Let’s pay tribute to all members of that manifestation, all persons engaged in democratic movement and persecuted in Slovakia during communist period.

******* All the pictures above were taken from the website of Slovakian magazine “Tyzden” – http://www.tyzden.sk

Fascination with evil – heights of hypocrisy

Today morning I take a short break and read an interveiw with famous and respected Polish actor. He speaks about his fascination with villains in theatre. Later on journalists recalls actor’s words: “Once You told that for good actor intelligence is only an obstacle and good actor has to be a m…ucker.”

At once I recollected an interview with an American young actress read a few years ago – I do not remember her name and surname – who was talking about one – sidedness and unambiguity of goodness and attractiveness of evil.

Tha fact is, many people consider goodness a boring thing. Undoubtedly in our contemporary culture fascination with evil exists and appears to be strong.

Several times I was even suprised by my friends who stated that evil gives the life taste and colour. But with regard to them I had an occassion to see how they behaved and how they got indignant when some kind of harm or injustice touched them.
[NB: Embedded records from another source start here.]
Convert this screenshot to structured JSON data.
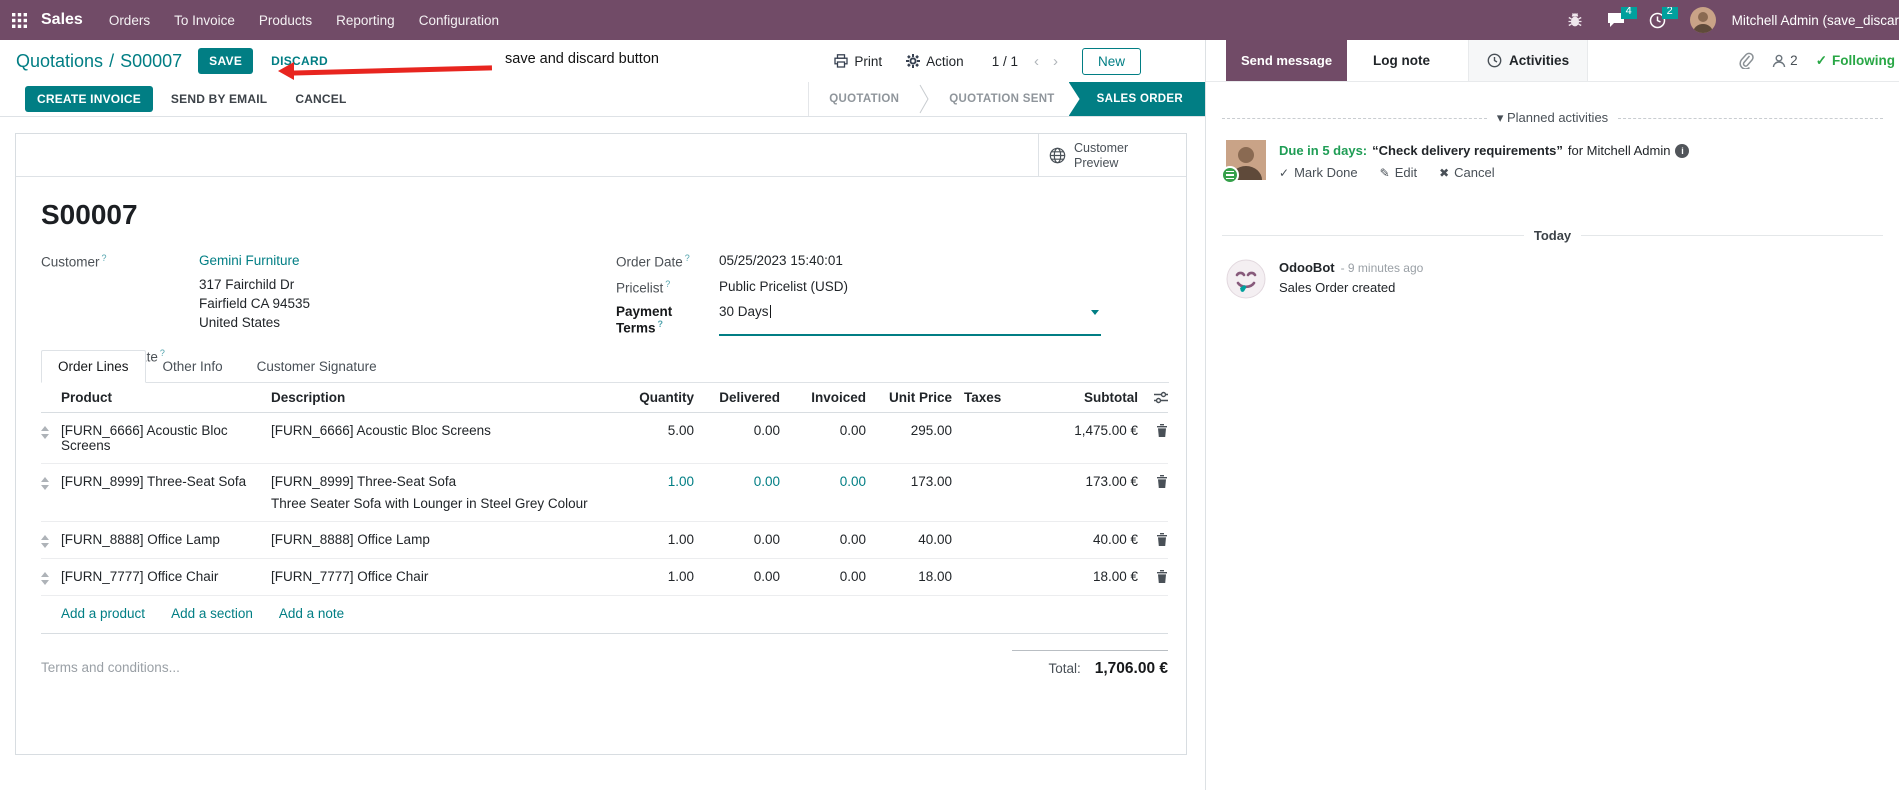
{
  "nav": {
    "app_name": "Sales",
    "menus": [
      "Orders",
      "To Invoice",
      "Products",
      "Reporting",
      "Configuration"
    ],
    "messages_badge": "4",
    "activities_badge": "2",
    "user": "Mitchell Admin (save_discar",
    "colors": {
      "bar": "#714B67",
      "badge": "#00A09D"
    }
  },
  "control_panel": {
    "breadcrumb_parent": "Quotations",
    "breadcrumb_sep": "/",
    "breadcrumb_current": "S00007",
    "save_label": "SAVE",
    "discard_label": "DISCARD",
    "annotation_text": "save and discard button",
    "annotation_color": "#e8251f",
    "print_label": "Print",
    "action_label": "Action",
    "pager": "1 / 1",
    "pager_prev": "‹",
    "pager_next": "›",
    "new_label": "New"
  },
  "statusbar": {
    "buttons": [
      "CREATE INVOICE",
      "SEND BY EMAIL",
      "CANCEL"
    ],
    "steps": [
      {
        "label": "QUOTATION",
        "active": false
      },
      {
        "label": "QUOTATION SENT",
        "active": false
      },
      {
        "label": "SALES ORDER",
        "active": true
      }
    ],
    "active_color": "#017E84"
  },
  "form": {
    "customer_preview_label": "Customer Preview",
    "title": "S00007",
    "help_marker": "?",
    "fields": {
      "customer_label": "Customer",
      "customer_value": "Gemini Furniture",
      "address_line1": "317 Fairchild Dr",
      "address_line2": "Fairfield CA 94535",
      "address_line3": "United States",
      "quotation_template_label": "Quotation Template",
      "order_date_label": "Order Date",
      "order_date_value": "05/25/2023 15:40:01",
      "pricelist_label": "Pricelist",
      "pricelist_value": "Public Pricelist (USD)",
      "payment_terms_label": "Payment Terms",
      "payment_terms_value": "30 Days"
    },
    "tabs": [
      {
        "label": "Order Lines",
        "active": true
      },
      {
        "label": "Other Info",
        "active": false
      },
      {
        "label": "Customer Signature",
        "active": false
      }
    ],
    "table": {
      "headers": [
        "Product",
        "Description",
        "Quantity",
        "Delivered",
        "Invoiced",
        "Unit Price",
        "Taxes",
        "Subtotal"
      ],
      "rows": [
        {
          "product": "[FURN_6666] Acoustic Bloc Screens",
          "description": "[FURN_6666] Acoustic Bloc Screens",
          "description2": "",
          "quantity": "5.00",
          "delivered": "0.00",
          "invoiced": "0.00",
          "unit_price": "295.00",
          "taxes": "",
          "subtotal": "1,475.00 €"
        },
        {
          "product": "[FURN_8999] Three-Seat Sofa",
          "description": "[FURN_8999] Three-Seat Sofa",
          "description2": "Three Seater Sofa with Lounger in Steel Grey Colour",
          "quantity": "1.00",
          "delivered": "0.00",
          "invoiced": "0.00",
          "unit_price": "173.00",
          "taxes": "",
          "subtotal": "173.00 €"
        },
        {
          "product": "[FURN_8888] Office Lamp",
          "description": "[FURN_8888] Office Lamp",
          "description2": "",
          "quantity": "1.00",
          "delivered": "0.00",
          "invoiced": "0.00",
          "unit_price": "40.00",
          "taxes": "",
          "subtotal": "40.00 €"
        },
        {
          "product": "[FURN_7777] Office Chair",
          "description": "[FURN_7777] Office Chair",
          "description2": "",
          "quantity": "1.00",
          "delivered": "0.00",
          "invoiced": "0.00",
          "unit_price": "18.00",
          "taxes": "",
          "subtotal": "18.00 €"
        }
      ],
      "footer_links": [
        "Add a product",
        "Add a section",
        "Add a note"
      ]
    },
    "terms_placeholder": "Terms and conditions...",
    "total_label": "Total:",
    "total_value": "1,706.00 €"
  },
  "chatter": {
    "send_message_label": "Send message",
    "log_note_label": "Log note",
    "activities_label": "Activities",
    "followers_count": "2",
    "following_label": "Following",
    "planned_title": "Planned activities",
    "planned_caret": "▾",
    "activity": {
      "due_text": "Due in 5 days:",
      "summary": "“Check delivery requirements”",
      "assignee_text": "for Mitchell Admin",
      "mark_done_label": "Mark Done",
      "edit_label": "Edit",
      "cancel_label": "Cancel"
    },
    "today_label": "Today",
    "message": {
      "author": "OdooBot",
      "time": "- 9 minutes ago",
      "body": "Sales Order created"
    }
  }
}
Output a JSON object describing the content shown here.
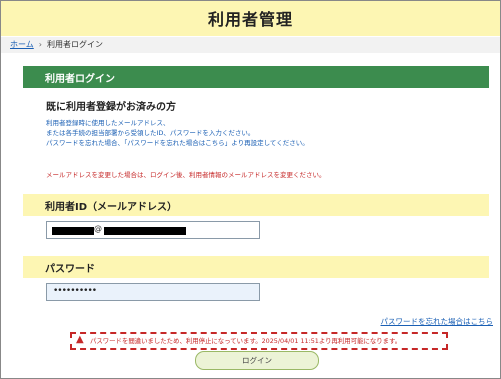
{
  "header": {
    "title": "利用者管理"
  },
  "breadcrumb": {
    "home": "ホーム",
    "separator": "›",
    "current": "利用者ログイン"
  },
  "panel": {
    "title": "利用者ログイン",
    "heading": "既に利用者登録がお済みの方",
    "info_lines": [
      "利用者登録時に使用したメールアドレス、",
      "または各手続の担当部署から受領したID、パスワードを入力ください。",
      "パスワードを忘れた場合、「パスワードを忘れた場合はこちら」より再設定してください。"
    ],
    "warning": "メールアドレスを変更した場合は、ログイン後、利用者情報のメールアドレスを変更ください。"
  },
  "userid": {
    "label": "利用者ID（メールアドレス）",
    "at_sign": "@"
  },
  "password": {
    "label": "パスワード",
    "masked_value": "••••••••••"
  },
  "forgot_link": "パスワードを忘れた場合はこちら",
  "error": {
    "icon": "warning-triangle-icon",
    "message": "パスワードを間違いましたため、利用停止になっています。2025/04/01 11:51より再利用可能になります。"
  },
  "login_button": "ログイン",
  "colors": {
    "header_bg": "#fdf6b3",
    "panel_head": "#3c8c4e",
    "link": "#1a5fb4",
    "error": "#c62828"
  }
}
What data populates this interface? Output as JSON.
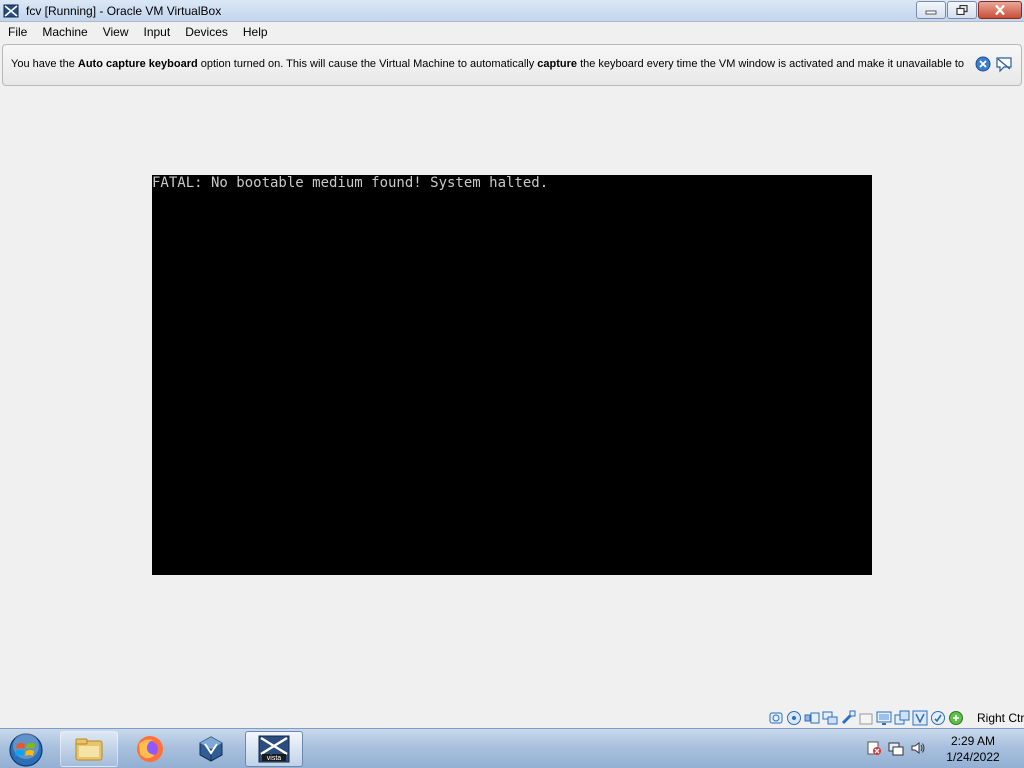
{
  "window": {
    "title": "fcv [Running] - Oracle VM VirtualBox"
  },
  "menu": {
    "items": [
      "File",
      "Machine",
      "View",
      "Input",
      "Devices",
      "Help"
    ]
  },
  "notice": {
    "part1": "You have the ",
    "bold1": "Auto capture keyboard",
    "part2": " option turned on. This will cause the Virtual Machine to automatically ",
    "bold2": "capture",
    "part3": " the keyboard every time the VM window is activated and make it unavailable to"
  },
  "vm": {
    "console_text": "FATAL: No bootable medium found! System halted."
  },
  "statusbar": {
    "icons": [
      "hard-disk-icon",
      "optical-drive-icon",
      "audio-icon",
      "network-icon",
      "usb-icon",
      "shared-folders-icon",
      "display-icon",
      "video-capture-icon",
      "virtualization-icon",
      "mouse-integration-icon",
      "keyboard-capture-icon"
    ],
    "host_key": "Right Ctrl"
  },
  "taskbar": {
    "pinned": [
      "windows-explorer",
      "firefox",
      "virtualbox-manager"
    ],
    "active_window_label": "vista",
    "clock_time": "2:29 AM",
    "clock_date": "1/24/2022"
  },
  "colors": {
    "vm_background": "#000000",
    "console_text": "#c8c8c8",
    "taskbar": "#a9c1de"
  }
}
They were not able to understand how it could happen that evil met just them, raised hue and cry about such an evident insult and injustice, spoke about unethical and immoral behaviour of their evildoer, forgetting thier words about intriguing and healthy dose of evil.

So, for sure, evil is OK, is nice, gives the life taste and colour, makes life bearable and more interesting, but only on condition that does not concern us.